“You could build duplexes, quadruplexes, triplexes, high-rise buildings. As a result,” Pinto said, “Tokyo has built more housing in a period than the entire state of California by a multiple.”
This has enabled Tokyo to meet the needs of its population, in terms of keeping housing affordable for both renters and homeowners.
Pinto said light-touch density relies partly on “by-right” zoning, which allows projects that meet all zoning requirements to proceed without going through a discretionary approval process. This, in effect, legalizes small, fast, economical, adaptable and simple additions to housing supply while still accounting for health and safety.
Pinto estimated that if Hawaii were to adopt such policies, Oahu alone could add 26,000 homes over the next 10 years.
On Chang’s “Our Homes” podcast, Pinto’s colleague at the Housing Center, Tobias Peter, said it also would be helpful for Hawaii to make more land available for residential use. Specifically, as the Grassroot Institute of Hawaii has noted, with only 5% of Hawaii land available for residential construction, an increase of only 1 or 2 percentage points would translate to a 20% or 40% increase, respectively, in the land available for housing.

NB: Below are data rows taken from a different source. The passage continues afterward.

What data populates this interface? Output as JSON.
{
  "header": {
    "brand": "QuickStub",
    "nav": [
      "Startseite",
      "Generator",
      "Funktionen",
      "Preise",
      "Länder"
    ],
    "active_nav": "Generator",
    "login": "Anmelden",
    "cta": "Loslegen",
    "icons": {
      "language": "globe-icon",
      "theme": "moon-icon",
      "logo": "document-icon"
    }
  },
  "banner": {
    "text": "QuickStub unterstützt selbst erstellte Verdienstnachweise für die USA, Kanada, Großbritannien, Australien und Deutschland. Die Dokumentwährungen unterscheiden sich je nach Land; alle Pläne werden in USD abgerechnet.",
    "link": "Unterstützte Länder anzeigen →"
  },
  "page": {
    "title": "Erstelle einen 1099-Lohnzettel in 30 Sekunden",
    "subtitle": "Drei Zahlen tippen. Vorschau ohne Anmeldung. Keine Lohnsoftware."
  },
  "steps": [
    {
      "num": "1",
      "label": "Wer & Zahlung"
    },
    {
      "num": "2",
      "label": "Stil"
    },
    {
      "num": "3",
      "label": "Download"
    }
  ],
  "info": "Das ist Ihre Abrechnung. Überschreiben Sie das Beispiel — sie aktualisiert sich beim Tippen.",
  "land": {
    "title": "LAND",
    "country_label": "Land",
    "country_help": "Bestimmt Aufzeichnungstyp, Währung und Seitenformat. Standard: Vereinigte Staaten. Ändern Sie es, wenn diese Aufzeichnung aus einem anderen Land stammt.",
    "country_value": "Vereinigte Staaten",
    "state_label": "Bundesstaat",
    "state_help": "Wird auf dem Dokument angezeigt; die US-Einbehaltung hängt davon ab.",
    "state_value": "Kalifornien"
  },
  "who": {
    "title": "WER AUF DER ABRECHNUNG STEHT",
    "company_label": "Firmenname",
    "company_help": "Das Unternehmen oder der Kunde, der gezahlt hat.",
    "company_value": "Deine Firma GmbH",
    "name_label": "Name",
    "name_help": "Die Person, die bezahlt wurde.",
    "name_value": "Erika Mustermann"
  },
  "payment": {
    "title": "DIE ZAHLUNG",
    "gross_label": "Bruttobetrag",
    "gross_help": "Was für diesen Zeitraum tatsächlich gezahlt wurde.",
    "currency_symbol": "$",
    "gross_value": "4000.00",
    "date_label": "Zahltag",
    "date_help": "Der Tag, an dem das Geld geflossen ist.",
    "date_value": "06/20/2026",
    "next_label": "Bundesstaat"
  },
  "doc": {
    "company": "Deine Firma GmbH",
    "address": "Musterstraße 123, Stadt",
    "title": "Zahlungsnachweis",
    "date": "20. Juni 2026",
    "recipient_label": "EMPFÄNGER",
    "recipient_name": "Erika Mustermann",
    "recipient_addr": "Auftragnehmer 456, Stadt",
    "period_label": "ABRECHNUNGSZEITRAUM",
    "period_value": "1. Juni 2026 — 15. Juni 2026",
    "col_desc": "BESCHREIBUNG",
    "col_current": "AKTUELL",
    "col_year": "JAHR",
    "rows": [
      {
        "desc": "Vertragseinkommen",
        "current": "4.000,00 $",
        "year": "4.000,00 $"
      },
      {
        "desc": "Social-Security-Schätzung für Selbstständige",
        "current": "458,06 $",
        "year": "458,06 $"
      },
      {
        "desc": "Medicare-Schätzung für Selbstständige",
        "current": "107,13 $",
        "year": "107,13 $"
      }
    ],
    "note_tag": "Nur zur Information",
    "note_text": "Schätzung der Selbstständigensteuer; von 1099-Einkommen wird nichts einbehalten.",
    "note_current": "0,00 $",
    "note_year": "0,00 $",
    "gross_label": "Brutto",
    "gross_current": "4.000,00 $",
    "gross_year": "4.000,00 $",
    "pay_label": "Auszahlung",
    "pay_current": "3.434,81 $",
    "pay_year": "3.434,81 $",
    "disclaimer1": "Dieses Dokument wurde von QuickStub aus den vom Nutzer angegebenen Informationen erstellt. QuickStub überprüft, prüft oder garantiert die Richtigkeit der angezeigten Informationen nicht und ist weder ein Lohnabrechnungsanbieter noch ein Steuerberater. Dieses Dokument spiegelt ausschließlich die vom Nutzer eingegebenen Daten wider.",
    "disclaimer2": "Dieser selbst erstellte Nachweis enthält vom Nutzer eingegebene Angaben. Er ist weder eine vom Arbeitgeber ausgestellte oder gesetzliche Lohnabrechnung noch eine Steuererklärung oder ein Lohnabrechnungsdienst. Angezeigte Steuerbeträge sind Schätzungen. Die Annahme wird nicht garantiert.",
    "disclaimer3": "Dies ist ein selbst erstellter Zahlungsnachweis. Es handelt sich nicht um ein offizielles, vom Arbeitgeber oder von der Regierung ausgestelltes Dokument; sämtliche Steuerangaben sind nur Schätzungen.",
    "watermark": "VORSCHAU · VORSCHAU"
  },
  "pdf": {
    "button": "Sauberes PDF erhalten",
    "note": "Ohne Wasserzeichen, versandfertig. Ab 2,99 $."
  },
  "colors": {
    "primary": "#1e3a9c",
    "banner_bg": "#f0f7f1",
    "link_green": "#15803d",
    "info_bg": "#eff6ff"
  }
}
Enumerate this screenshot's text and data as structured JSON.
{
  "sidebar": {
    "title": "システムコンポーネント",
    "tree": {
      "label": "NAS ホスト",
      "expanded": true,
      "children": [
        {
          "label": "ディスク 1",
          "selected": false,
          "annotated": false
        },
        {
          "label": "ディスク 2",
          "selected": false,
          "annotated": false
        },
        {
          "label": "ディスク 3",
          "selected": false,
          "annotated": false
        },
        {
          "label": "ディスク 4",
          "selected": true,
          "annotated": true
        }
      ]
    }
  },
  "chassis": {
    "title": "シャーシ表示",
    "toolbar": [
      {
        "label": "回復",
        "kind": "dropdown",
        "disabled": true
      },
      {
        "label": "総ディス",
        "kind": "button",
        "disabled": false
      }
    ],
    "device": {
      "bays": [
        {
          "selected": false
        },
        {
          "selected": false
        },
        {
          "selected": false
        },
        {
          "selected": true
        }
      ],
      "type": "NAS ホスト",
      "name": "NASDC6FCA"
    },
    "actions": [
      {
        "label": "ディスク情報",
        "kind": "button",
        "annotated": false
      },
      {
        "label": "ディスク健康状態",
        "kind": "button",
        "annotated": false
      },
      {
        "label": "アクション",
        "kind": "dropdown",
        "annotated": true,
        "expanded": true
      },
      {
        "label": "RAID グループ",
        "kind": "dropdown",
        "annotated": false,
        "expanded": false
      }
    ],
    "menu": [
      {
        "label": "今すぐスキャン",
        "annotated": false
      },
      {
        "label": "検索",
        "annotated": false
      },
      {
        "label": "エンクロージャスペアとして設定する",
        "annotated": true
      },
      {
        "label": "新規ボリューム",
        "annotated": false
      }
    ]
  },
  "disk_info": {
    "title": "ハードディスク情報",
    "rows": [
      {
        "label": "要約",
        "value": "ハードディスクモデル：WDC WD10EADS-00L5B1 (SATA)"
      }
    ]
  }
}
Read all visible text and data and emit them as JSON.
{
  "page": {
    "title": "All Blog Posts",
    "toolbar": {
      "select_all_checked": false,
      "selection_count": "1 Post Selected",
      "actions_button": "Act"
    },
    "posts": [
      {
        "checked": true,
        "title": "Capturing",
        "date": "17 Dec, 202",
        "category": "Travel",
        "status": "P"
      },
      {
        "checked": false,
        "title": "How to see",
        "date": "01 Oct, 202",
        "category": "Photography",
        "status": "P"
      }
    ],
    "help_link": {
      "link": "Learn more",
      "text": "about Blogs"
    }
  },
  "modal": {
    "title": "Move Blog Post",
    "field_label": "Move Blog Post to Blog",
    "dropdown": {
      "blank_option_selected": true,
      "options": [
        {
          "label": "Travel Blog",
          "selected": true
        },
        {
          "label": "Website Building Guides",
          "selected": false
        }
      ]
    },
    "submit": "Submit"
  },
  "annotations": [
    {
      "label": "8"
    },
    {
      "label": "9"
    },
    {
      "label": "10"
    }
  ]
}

I realize, of course, that there is no such thing as a quick fix to Hawaii’s housing crisis. It is a problem that has been decades in the making, and it is being made worse through fashionable policies like inclusionary zoning.
I also have no doubt that the people who want to use the government to solve the problem are well-meaning. But the data is clear: If we want our children and grandchildren to be able to find affordable homes in Hawaii, we need to liberalize our state and local land-use and zoning regulations.
Keli’i Akina is president and CEO of the Grassroot Institute of Hawaii.